Many great minds have wondered about this. Of course, so have many total prunepits, so don’t jump to any rash conclusions. While there may be exceptions, in general the dreams of the congenitally blind contain no visual elements and consist predominantly of sound plus smell, touch and the sense of movement.
Plotwise they tend to to be reality-based — e.g., a reprise of the events of the day — with less of the fantasy you find in the dreams of sighted people. There’s also more conversation. Persons who become blind after birth often see in their dreams, although it depends on (a) how old they were when they became blind and (b) how long it’s been since. If you’re blinded before the age of six or seven you generally see little or nothing in your dreams. Dreams of people who become blind when older are often indistinguishable from those of the sighted, but as time goes on many “see” less and less.
To some extent, I gather, the lack of visual elements in the dreams of the blind can be counteracted by force of imagination. Helen Keller, who became blind at the age of 19 months, claimed to have “visions of ineffable beauty.” These ran to things like pearls. To my mind this betrays a certain want of ambition. A man’s reach should exceed his grasp, right?

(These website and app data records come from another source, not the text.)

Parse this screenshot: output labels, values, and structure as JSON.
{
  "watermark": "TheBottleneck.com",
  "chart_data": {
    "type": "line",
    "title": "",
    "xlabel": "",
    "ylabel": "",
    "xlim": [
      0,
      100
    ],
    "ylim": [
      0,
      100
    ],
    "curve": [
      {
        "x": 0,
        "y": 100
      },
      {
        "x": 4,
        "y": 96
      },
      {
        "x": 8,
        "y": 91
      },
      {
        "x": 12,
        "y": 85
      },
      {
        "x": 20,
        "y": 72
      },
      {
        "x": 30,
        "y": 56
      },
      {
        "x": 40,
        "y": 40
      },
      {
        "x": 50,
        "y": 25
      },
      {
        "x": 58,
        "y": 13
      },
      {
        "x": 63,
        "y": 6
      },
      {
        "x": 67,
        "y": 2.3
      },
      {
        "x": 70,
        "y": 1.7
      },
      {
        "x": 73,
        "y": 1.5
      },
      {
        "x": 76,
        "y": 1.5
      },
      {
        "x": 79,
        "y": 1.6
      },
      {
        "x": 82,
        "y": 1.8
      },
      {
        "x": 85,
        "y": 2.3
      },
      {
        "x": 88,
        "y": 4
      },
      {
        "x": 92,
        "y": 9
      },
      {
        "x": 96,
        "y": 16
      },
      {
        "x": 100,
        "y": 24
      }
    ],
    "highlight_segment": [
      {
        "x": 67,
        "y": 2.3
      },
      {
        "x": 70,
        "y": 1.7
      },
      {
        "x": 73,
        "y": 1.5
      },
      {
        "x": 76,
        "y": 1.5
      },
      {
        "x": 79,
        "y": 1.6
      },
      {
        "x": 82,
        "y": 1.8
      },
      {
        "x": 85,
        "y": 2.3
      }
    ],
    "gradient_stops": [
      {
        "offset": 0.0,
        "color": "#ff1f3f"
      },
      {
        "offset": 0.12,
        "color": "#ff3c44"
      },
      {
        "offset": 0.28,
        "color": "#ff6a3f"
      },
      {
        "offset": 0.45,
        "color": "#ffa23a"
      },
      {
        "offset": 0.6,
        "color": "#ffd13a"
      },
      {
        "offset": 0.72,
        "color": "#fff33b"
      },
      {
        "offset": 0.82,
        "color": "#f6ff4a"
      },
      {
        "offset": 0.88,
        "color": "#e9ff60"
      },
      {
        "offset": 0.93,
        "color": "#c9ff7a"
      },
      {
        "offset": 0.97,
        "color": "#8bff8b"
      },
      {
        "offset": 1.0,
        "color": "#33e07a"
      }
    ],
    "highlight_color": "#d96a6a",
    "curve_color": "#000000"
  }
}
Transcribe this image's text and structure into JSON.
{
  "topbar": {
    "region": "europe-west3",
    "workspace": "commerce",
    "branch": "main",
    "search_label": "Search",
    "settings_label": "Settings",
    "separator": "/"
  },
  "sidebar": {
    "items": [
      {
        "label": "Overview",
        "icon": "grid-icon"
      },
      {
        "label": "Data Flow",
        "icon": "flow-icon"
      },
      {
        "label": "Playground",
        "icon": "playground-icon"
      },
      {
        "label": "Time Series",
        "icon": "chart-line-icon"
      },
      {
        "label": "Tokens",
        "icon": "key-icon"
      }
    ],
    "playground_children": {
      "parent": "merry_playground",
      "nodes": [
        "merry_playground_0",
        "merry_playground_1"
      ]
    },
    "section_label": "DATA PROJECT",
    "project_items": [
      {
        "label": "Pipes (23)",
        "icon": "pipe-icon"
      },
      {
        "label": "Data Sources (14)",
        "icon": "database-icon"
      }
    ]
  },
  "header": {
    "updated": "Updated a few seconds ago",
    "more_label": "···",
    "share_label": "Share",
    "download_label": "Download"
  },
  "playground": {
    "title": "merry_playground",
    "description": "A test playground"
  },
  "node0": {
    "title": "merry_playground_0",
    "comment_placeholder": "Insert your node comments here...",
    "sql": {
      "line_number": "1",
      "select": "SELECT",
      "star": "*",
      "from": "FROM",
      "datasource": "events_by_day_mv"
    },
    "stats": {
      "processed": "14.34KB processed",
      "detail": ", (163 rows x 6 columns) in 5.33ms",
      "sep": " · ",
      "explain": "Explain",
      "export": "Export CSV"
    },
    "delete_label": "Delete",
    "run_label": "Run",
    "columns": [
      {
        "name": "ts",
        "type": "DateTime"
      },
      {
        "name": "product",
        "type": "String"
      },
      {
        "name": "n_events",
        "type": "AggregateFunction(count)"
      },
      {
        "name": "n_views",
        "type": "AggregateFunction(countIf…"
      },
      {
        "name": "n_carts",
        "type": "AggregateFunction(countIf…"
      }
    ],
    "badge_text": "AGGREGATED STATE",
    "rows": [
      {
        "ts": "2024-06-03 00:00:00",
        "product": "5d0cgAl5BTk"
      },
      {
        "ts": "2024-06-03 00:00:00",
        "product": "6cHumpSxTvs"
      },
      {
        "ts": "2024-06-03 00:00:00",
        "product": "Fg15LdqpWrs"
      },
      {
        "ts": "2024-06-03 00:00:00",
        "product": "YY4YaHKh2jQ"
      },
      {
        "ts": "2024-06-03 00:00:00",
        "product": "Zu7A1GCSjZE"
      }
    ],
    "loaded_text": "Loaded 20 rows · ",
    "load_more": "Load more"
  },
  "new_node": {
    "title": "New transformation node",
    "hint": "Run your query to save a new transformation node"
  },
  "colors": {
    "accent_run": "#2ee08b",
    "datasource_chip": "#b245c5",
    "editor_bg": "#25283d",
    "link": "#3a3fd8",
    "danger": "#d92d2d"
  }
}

So I’d want to see what I could work up along the lines of Jacqueline Bisset. But at least we know there’s hope.